Ian, which caused historic levels of destruction in Florida earlier this week, came barrelling back onshore as a Category 1 hurricane.
It hit land 100 kilometres north of Charleston in the city of Georgetown.
Initial forecasts had the storm sweeping directly though Charleston, a historic city of 137,000 which is prone to flooding.
At the height of the storm, strong winds slammed into the Georgian and colonial homes off the city’s Battery, downing trees and even an electrical pole but not levelling any structures.
“We got lucky again that the wind came just north of us,” said local resident Bill Hecht. “The way it hit us, it actually pulled the water out of the harbour.”
Mr Hecht came out of his centuries-old home once the wind died down and immediately started clearing debris.
Clad in hiking boots and a grey rain coat, he cleared gutters of branches to help make sure the water could drain.
Others ventured outside to walk their dogs and take stock of the damage.
Bob Crutchfield and his wife, who only moved to Charleston a year ago, walked their two spaniels along the edge of the harbour and were “pleasantly surprised” that the city and their home had escaped relatively unscathed.

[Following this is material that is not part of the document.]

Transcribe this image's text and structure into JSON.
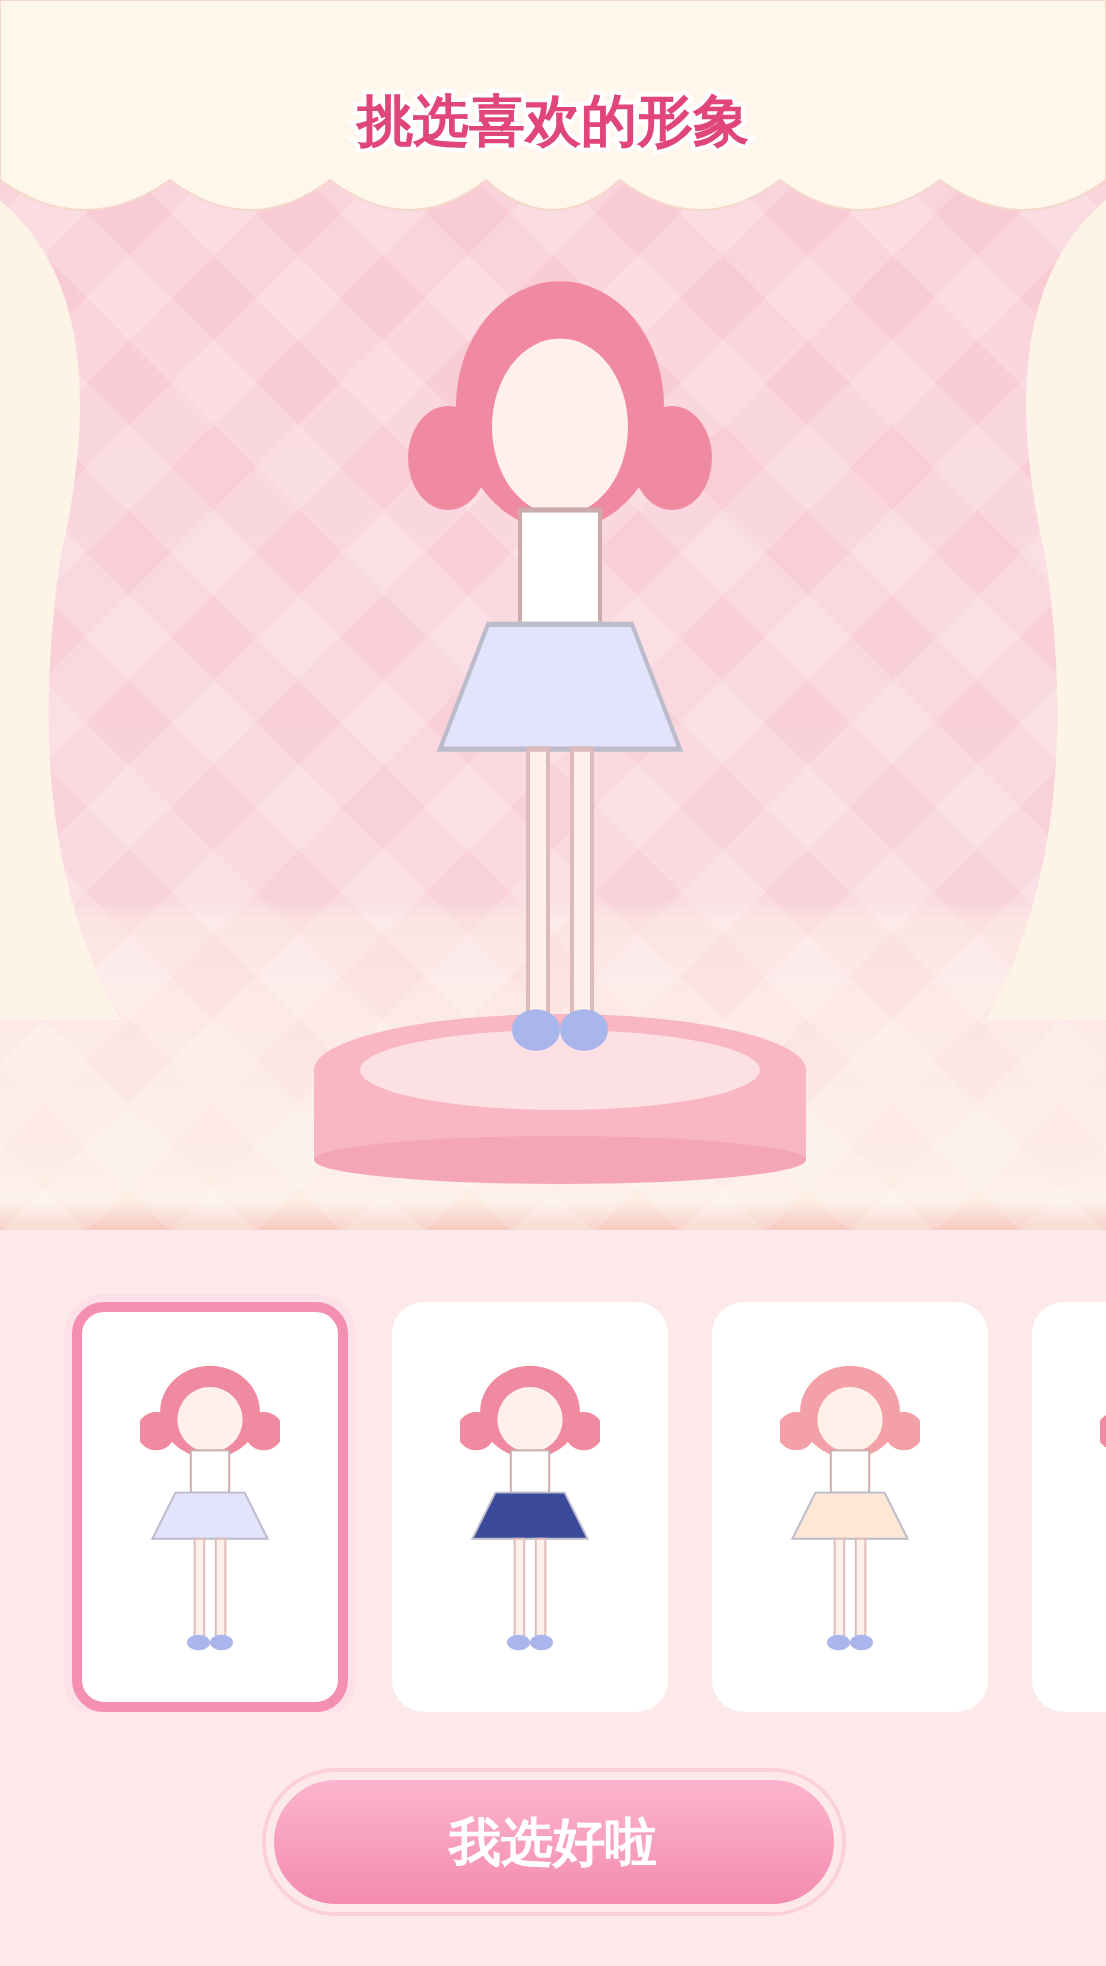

“The house took quite a battering from the wind and we have lots of limbs down and a lot of debris in the yard,” Mr Crutchfield told The National. “We’ll have to clean up tomorrow but no real damage or flooding.”
The storm caused significant damage north of Charleston in the popular tourist community of Myrtle Beach, destroying several piers in the area.
About 200,000 people are without power in the state as of late Friday afternoon.